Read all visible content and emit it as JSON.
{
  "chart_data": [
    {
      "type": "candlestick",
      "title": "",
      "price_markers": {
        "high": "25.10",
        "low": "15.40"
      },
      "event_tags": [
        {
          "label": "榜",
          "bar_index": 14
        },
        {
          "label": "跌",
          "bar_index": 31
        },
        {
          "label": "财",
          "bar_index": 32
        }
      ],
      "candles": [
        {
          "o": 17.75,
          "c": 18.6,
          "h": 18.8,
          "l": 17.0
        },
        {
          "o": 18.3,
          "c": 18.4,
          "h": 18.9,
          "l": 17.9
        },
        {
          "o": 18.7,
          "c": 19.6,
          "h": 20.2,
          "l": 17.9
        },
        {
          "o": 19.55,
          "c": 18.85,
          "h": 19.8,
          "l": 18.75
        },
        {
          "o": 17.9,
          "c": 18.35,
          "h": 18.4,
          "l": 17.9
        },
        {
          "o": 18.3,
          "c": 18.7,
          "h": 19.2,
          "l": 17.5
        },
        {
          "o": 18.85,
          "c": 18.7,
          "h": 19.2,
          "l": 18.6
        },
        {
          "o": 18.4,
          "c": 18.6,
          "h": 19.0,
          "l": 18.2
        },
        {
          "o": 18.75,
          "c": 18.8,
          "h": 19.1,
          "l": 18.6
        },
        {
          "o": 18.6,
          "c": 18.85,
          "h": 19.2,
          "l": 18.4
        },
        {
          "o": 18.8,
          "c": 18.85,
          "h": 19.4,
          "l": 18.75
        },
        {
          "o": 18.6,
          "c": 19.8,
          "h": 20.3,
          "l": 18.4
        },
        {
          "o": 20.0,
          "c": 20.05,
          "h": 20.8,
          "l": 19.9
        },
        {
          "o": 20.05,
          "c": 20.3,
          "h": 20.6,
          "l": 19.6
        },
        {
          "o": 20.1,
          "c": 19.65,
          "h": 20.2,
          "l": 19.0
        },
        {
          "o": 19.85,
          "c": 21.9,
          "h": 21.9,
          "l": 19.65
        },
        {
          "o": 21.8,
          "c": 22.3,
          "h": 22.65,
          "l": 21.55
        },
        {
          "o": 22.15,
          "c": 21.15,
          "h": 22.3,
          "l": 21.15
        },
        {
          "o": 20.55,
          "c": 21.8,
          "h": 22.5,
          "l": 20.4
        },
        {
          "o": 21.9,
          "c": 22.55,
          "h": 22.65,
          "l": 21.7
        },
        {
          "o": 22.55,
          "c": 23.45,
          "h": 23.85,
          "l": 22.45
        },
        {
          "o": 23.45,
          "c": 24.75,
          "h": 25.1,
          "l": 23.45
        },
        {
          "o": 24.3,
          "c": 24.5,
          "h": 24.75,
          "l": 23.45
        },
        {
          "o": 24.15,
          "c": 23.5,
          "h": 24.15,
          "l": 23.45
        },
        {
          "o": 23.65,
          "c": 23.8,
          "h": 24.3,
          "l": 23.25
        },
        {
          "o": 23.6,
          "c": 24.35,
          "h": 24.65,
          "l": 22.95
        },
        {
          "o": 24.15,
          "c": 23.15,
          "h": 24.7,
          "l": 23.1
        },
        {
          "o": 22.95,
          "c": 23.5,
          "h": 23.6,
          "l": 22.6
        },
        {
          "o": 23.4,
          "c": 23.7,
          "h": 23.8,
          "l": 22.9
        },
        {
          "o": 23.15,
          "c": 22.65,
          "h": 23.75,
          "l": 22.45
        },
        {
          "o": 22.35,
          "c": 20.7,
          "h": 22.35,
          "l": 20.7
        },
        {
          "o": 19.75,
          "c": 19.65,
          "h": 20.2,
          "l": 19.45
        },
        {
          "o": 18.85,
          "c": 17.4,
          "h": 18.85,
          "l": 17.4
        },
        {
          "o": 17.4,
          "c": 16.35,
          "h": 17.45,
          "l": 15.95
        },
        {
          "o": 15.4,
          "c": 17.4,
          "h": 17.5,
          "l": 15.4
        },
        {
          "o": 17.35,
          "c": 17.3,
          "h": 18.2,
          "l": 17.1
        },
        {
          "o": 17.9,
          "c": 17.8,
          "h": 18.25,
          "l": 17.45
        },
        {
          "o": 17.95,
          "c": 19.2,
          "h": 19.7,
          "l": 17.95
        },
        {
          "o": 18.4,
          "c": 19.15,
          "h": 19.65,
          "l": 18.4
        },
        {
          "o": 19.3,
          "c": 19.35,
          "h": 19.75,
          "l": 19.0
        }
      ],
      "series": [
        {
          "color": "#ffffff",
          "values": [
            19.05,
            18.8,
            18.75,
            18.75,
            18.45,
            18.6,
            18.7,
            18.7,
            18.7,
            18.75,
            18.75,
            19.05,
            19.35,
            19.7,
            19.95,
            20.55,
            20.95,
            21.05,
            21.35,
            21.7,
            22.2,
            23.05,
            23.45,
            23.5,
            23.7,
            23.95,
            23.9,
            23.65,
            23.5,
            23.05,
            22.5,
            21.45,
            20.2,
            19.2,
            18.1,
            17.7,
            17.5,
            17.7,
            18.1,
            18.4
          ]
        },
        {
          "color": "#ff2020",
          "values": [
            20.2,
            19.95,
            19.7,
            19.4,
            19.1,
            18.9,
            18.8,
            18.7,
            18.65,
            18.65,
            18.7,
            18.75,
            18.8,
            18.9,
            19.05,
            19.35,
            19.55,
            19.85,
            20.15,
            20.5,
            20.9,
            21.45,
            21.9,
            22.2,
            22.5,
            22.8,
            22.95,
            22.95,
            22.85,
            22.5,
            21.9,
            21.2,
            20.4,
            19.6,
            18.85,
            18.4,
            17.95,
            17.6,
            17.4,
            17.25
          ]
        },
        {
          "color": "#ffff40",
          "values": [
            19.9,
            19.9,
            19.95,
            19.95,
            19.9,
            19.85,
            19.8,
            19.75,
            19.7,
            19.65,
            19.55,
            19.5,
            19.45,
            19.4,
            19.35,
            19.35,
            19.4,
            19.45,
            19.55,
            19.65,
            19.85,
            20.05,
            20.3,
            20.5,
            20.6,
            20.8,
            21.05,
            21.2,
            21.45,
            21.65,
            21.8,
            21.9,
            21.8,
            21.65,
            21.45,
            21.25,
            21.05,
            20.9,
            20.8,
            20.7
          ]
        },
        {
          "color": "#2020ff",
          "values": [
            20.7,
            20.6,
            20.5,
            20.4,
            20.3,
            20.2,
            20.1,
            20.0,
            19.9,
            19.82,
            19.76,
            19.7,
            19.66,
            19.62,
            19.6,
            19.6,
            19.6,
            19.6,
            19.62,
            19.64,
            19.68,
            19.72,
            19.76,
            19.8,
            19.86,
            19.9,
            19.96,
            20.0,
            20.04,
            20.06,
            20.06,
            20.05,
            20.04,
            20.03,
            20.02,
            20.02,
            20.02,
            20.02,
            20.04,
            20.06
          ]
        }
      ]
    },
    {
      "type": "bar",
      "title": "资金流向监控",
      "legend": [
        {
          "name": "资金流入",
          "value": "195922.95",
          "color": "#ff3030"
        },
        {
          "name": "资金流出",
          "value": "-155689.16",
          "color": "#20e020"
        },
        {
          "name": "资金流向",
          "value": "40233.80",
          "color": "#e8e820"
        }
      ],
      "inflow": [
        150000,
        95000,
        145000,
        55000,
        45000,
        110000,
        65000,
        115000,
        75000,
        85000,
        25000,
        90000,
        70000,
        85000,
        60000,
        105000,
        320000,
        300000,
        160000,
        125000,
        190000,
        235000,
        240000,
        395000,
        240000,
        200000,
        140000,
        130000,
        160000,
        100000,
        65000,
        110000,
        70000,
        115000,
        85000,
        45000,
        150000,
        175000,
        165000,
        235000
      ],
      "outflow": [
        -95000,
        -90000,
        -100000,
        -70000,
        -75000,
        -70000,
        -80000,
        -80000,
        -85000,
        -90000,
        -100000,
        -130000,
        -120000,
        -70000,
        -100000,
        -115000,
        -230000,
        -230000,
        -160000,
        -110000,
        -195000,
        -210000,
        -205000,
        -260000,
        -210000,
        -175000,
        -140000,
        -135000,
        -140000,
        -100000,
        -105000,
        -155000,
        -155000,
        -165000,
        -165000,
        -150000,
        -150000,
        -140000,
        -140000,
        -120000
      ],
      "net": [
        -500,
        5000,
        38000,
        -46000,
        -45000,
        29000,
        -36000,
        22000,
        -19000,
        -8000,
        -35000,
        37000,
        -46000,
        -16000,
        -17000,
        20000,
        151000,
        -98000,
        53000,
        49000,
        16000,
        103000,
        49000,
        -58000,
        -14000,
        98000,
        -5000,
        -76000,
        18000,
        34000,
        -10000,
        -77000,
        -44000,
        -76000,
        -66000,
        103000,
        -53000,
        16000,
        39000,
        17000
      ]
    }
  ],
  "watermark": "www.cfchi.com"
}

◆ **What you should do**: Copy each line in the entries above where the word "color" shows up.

◆ **Problem solution**:
          "color": "#ffffff",
          "color": "#ff2020",
          "color": "#ffff40",
          "color": "#2020ff",
          "color": "#ff3030"
          "color": "#20e020"
          "color": "#e8e820"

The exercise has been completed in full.